* Exercise directions
Please state how many lines of the records below contain the word "Student". Give the number and nothing else.
++++ Record set
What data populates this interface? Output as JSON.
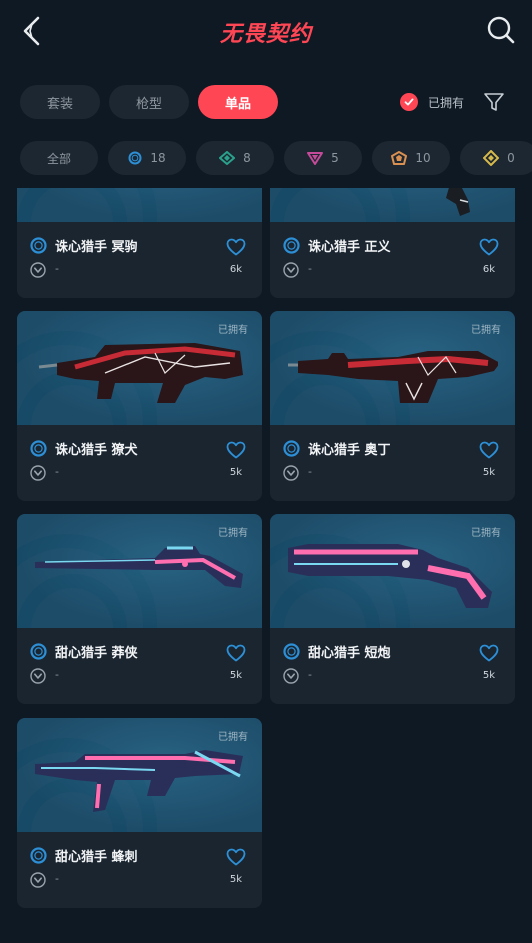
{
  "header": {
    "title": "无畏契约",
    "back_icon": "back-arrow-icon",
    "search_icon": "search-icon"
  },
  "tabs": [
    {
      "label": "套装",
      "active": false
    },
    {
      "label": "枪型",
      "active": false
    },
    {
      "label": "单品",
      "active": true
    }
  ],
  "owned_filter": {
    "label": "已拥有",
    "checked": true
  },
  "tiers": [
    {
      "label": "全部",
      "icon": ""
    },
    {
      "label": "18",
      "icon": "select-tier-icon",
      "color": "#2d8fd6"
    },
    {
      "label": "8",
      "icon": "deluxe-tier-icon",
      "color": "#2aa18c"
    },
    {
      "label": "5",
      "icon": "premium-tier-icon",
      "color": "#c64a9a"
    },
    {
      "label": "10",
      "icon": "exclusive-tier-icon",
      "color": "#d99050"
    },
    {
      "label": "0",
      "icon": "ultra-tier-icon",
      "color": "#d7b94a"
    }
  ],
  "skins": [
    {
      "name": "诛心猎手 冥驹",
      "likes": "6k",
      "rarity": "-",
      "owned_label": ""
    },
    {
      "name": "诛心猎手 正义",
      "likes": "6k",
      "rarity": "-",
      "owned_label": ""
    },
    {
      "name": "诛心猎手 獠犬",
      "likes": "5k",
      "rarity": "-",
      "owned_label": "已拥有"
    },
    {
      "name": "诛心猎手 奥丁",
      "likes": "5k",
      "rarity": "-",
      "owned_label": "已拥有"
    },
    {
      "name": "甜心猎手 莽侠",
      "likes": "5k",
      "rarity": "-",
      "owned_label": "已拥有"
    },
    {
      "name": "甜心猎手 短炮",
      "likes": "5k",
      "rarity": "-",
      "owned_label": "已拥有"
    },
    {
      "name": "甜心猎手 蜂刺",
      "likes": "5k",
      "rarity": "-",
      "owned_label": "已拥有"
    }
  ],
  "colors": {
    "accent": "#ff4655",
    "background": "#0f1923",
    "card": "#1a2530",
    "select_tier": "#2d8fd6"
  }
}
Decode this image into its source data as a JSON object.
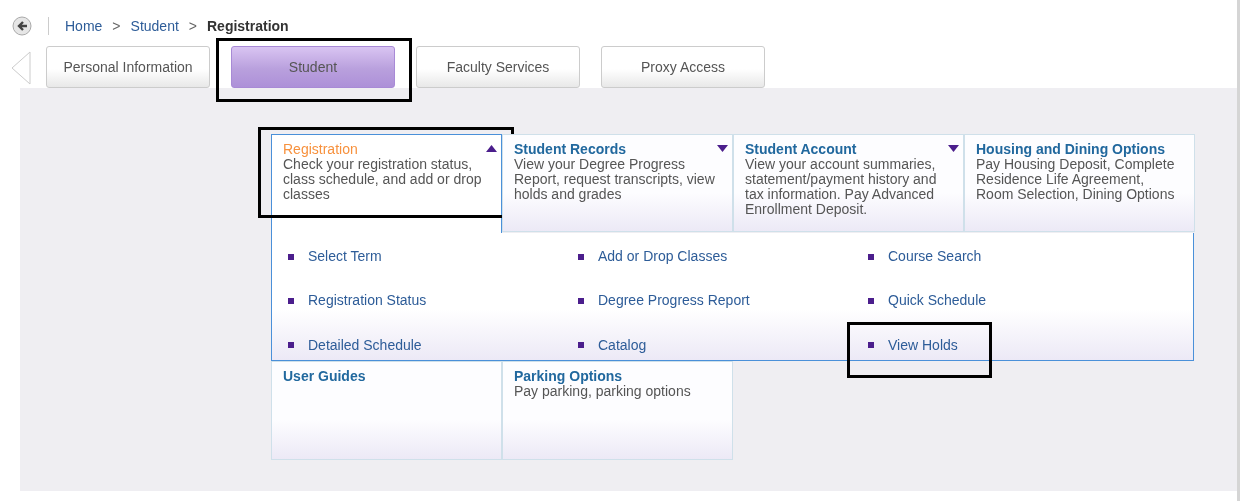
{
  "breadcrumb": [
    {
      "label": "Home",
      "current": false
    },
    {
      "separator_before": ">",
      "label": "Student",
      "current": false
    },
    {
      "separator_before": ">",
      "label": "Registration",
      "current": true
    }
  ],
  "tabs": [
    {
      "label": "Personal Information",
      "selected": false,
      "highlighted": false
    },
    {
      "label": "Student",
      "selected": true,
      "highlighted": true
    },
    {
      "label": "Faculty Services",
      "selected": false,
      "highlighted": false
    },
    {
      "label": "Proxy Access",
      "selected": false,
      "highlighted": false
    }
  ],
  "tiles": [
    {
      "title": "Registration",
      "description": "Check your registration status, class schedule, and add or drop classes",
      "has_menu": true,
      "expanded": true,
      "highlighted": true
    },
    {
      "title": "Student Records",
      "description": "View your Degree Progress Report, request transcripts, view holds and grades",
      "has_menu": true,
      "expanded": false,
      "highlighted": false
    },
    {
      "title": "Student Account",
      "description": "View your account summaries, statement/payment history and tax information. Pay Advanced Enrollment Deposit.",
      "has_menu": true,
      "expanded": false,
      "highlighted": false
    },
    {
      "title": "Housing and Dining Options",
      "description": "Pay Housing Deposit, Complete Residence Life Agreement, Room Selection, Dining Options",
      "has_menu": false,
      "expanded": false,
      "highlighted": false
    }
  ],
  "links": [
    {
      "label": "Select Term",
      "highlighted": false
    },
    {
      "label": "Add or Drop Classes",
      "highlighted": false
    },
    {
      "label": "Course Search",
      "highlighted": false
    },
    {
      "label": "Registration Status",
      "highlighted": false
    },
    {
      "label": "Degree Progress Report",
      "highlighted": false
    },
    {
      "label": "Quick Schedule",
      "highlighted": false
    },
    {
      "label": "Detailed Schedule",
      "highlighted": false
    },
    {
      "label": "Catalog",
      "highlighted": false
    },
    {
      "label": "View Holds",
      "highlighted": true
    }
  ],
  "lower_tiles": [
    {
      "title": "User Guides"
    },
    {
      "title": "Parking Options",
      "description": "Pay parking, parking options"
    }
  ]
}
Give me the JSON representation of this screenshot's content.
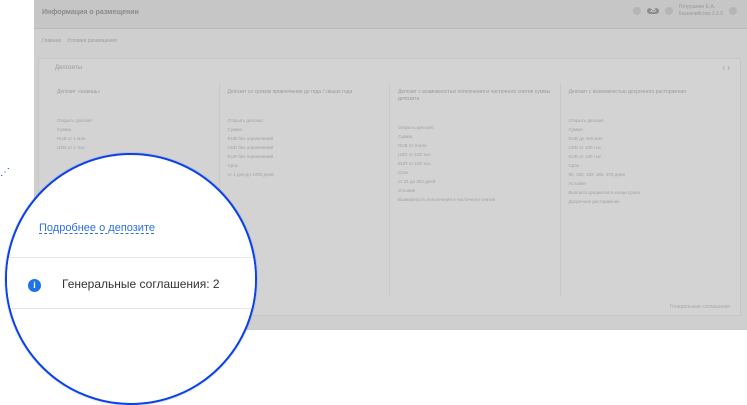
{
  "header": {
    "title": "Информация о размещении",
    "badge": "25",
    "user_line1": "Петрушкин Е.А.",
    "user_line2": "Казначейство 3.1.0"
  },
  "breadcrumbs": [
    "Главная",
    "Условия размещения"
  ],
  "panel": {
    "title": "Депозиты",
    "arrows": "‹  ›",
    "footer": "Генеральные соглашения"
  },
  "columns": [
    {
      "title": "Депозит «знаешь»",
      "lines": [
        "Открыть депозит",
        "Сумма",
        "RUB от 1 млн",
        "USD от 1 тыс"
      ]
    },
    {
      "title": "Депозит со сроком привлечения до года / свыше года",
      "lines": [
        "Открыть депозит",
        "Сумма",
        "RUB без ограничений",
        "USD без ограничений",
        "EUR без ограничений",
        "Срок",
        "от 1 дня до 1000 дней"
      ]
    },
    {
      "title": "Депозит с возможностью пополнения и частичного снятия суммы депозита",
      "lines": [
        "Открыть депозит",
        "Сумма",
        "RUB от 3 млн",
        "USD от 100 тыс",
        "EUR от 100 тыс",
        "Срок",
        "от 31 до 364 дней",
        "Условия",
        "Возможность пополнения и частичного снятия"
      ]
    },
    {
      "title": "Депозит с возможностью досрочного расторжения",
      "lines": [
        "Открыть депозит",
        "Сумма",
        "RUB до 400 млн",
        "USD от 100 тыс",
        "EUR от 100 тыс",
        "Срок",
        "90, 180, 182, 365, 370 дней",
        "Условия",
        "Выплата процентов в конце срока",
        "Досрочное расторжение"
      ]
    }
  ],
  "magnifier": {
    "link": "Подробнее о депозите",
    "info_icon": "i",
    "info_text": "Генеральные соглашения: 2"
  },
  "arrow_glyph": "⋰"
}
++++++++
* Written solution
4